> The problem: Report each line of the data that has "JSON" somewhere in it.

(Beginning of Working data)

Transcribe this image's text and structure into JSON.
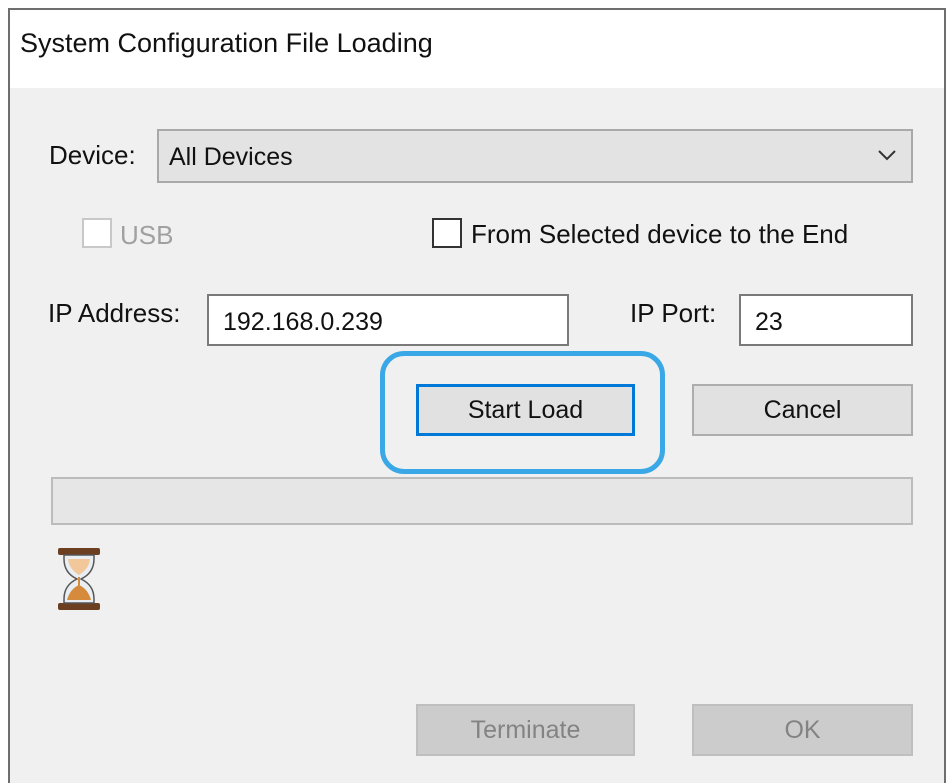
{
  "window": {
    "title": "System Configuration File Loading"
  },
  "device": {
    "label": "Device:",
    "selected": "All Devices"
  },
  "usb": {
    "label": "USB",
    "checked": false,
    "enabled": false
  },
  "from_selected": {
    "label": "From Selected device to the End",
    "checked": false
  },
  "ip_address": {
    "label": "IP Address:",
    "value": "192.168.0.239"
  },
  "ip_port": {
    "label": "IP Port:",
    "value": "23"
  },
  "buttons": {
    "start_load": "Start Load",
    "cancel": "Cancel",
    "terminate": "Terminate",
    "ok": "OK"
  },
  "progress": {
    "value": 0
  },
  "colors": {
    "highlight": "#3aa8e6",
    "default_button_border": "#0078d7",
    "dialog_background": "#f0f0f0"
  },
  "icons": {
    "dropdown": "chevron-down-icon",
    "busy": "hourglass-icon"
  }
}
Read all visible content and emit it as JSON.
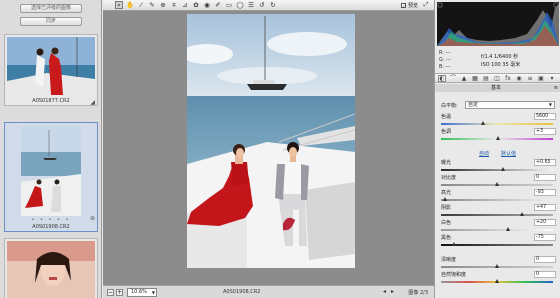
{
  "filmstrip": {
    "select_all_label": "选择已评级的图像",
    "sync_label": "同步",
    "items": [
      {
        "name": "A0S01877.CR2",
        "selected": false
      },
      {
        "name": "A0S01908.CR2",
        "selected": true,
        "dots": "• • • • •"
      },
      {
        "name": "",
        "selected": false
      }
    ]
  },
  "toolbar": {
    "tools": [
      "zoom-tool",
      "hand-tool",
      "white-balance-tool",
      "color-sampler-tool",
      "targeted-adjustment-tool",
      "crop-tool",
      "straighten-tool",
      "spot-removal-tool",
      "red-eye-tool",
      "adjustment-brush-tool",
      "graduated-filter-tool",
      "radial-filter-tool",
      "preferences",
      "rotate-ccw",
      "rotate-cw"
    ],
    "preview_label": "预览",
    "preview_checked": true
  },
  "status": {
    "zoom": "10.6%",
    "filename": "A0S01908.CR2",
    "count": "图像 2/3"
  },
  "panel": {
    "info": {
      "rgb_labels": [
        "R:",
        "G:",
        "B:"
      ],
      "rgb_values": [
        "---",
        "---",
        "---"
      ],
      "exif_line1": "f/1.4  1/6400 秒",
      "exif_line2": "ISO 100  35 毫米"
    },
    "section_title": "基本",
    "white_balance": {
      "label": "白平衡:",
      "value": "自定"
    },
    "temperature": {
      "label": "色温",
      "value": "5600",
      "pos": 0.38
    },
    "tint": {
      "label": "色调",
      "value": "+3",
      "pos": 0.51
    },
    "auto_label": "自动",
    "default_label": "默认值",
    "exposure": {
      "label": "曝光",
      "value": "+0.65",
      "pos": 0.56
    },
    "contrast": {
      "label": "对比度",
      "value": "0",
      "pos": 0.5
    },
    "highlights": {
      "label": "高光",
      "value": "-93",
      "pos": 0.04
    },
    "shadows": {
      "label": "阴影",
      "value": "+47",
      "pos": 0.73
    },
    "whites": {
      "label": "白色",
      "value": "+20",
      "pos": 0.6
    },
    "blacks": {
      "label": "黑色",
      "value": "-75",
      "pos": 0.12
    },
    "clarity": {
      "label": "清晰度",
      "value": "0",
      "pos": 0.5
    },
    "vibrance": {
      "label": "自然饱和度",
      "value": "0",
      "pos": 0.5
    }
  },
  "colors": {
    "accent": "#6b8fc9",
    "link": "#1e5aa8",
    "canvas_bg": "#8c8c8c"
  }
}
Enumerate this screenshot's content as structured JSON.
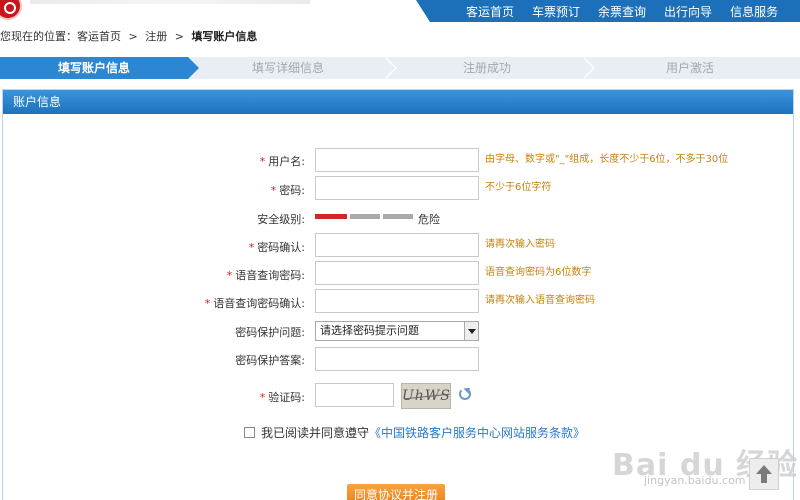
{
  "topnav": {
    "items": [
      "客运首页",
      "车票预订",
      "余票查询",
      "出行向导",
      "信息服务"
    ]
  },
  "breadcrumb": {
    "prefix": "您现在的位置：客运首页",
    "sep": ">",
    "middle": "注册",
    "current": "填写账户信息"
  },
  "steps": {
    "items": [
      "填写账户信息",
      "填写详细信息",
      "注册成功",
      "用户激活"
    ]
  },
  "panel": {
    "title": "账户信息"
  },
  "form": {
    "required_mark": "*",
    "username": {
      "label": "用户名:",
      "hint": "由字母、数字或\"_\"组成，长度不少于6位，不多于30位"
    },
    "password": {
      "label": "密码:",
      "hint": "不少于6位字符"
    },
    "security": {
      "label": "安全级别:",
      "level_text": "危险",
      "level_fraction": 0.33
    },
    "password_confirm": {
      "label": "密码确认:",
      "hint": "请再次输入密码"
    },
    "voice_pwd": {
      "label": "语音查询密码:",
      "hint": "语音查询密码为6位数字"
    },
    "voice_pwd_confirm": {
      "label": "语音查询密码确认:",
      "hint": "请再次输入语音查询密码"
    },
    "pwd_question": {
      "label": "密码保护问题:",
      "selected": "请选择密码提示问题"
    },
    "pwd_answer": {
      "label": "密码保护答案:"
    },
    "captcha": {
      "label": "验证码:",
      "image_text": "UhWS"
    },
    "agreement": {
      "prefix": "我已阅读并同意遵守",
      "link": "《中国铁路客户服务中心网站服务条款》"
    },
    "submit_label": "同意协议并注册"
  },
  "watermark": {
    "main": "Bai du 经验",
    "sub": "jingyan.baidu.com"
  },
  "colors": {
    "brand_blue": "#1c6fb9",
    "hint_orange": "#c7820e",
    "required_red": "#d02020",
    "danger_red": "#d42424",
    "button_orange": "#e57d12"
  }
}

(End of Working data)

> The answer:
Transcribe this image's text and structure into JSON.
Read all visible content and emit it as JSON.
Enumerate this screenshot's content as structured JSON.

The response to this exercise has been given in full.